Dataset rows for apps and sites
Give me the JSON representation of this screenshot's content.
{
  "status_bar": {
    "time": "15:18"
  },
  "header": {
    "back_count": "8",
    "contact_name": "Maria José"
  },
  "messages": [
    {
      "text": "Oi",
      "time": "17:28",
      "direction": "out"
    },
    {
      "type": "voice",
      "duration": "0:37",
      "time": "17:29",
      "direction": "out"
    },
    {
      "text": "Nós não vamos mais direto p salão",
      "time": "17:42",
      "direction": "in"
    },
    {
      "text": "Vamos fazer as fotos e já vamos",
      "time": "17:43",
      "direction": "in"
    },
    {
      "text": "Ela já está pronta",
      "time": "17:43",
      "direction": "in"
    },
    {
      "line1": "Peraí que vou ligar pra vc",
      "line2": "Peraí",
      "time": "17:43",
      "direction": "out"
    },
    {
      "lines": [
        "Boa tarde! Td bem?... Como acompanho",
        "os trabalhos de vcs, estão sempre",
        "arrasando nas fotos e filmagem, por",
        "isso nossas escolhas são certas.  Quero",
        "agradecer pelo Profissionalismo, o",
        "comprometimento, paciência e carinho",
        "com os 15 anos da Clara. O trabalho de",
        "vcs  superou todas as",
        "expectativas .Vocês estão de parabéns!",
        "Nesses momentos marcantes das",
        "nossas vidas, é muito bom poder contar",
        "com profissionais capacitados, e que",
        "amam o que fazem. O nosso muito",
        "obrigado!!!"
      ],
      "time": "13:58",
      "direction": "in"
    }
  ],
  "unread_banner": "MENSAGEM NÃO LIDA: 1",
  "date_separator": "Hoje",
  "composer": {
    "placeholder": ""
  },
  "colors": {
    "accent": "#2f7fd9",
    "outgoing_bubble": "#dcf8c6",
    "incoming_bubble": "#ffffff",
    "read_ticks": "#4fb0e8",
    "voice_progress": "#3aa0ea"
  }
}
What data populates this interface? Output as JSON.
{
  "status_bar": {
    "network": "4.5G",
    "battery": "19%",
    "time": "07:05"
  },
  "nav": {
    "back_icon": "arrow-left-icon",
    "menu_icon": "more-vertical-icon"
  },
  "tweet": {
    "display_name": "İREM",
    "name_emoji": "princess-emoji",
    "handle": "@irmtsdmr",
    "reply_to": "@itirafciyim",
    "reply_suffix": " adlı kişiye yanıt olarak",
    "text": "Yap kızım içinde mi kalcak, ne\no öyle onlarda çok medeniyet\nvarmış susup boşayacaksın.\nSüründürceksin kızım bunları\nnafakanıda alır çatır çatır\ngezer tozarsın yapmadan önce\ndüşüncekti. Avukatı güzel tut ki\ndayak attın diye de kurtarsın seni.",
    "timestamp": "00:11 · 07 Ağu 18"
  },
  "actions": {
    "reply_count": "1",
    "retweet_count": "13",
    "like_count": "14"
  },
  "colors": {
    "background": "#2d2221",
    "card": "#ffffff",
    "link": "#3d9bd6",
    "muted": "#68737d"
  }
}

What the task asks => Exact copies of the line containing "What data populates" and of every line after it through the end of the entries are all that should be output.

Written solution =>
What data populates this interface? Output as JSON.
{
  "status_bar": {
    "network": "4.5G",
    "battery": "19%",
    "time": "07:05"
  },
  "nav": {
    "back_icon": "arrow-left-icon",
    "menu_icon": "more-vertical-icon"
  },
  "tweet": {
    "display_name": "İREM",
    "name_emoji": "princess-emoji",
    "handle": "@irmtsdmr",
    "reply_to": "@itirafciyim",
    "reply_suffix": " adlı kişiye yanıt olarak",
    "text": "Yap kızım içinde mi kalcak, ne\no öyle onlarda çok medeniyet\nvarmış susup boşayacaksın.\nSüründürceksin kızım bunları\nnafakanıda alır çatır çatır\ngezer tozarsın yapmadan önce\ndüşüncekti. Avukatı güzel tut ki\ndayak attın diye de kurtarsın seni.",
    "timestamp": "00:11 · 07 Ağu 18"
  },
  "actions": {
    "reply_count": "1",
    "retweet_count": "13",
    "like_count": "14"
  },
  "colors": {
    "background": "#2d2221",
    "card": "#ffffff",
    "link": "#3d9bd6",
    "muted": "#68737d"
  }
}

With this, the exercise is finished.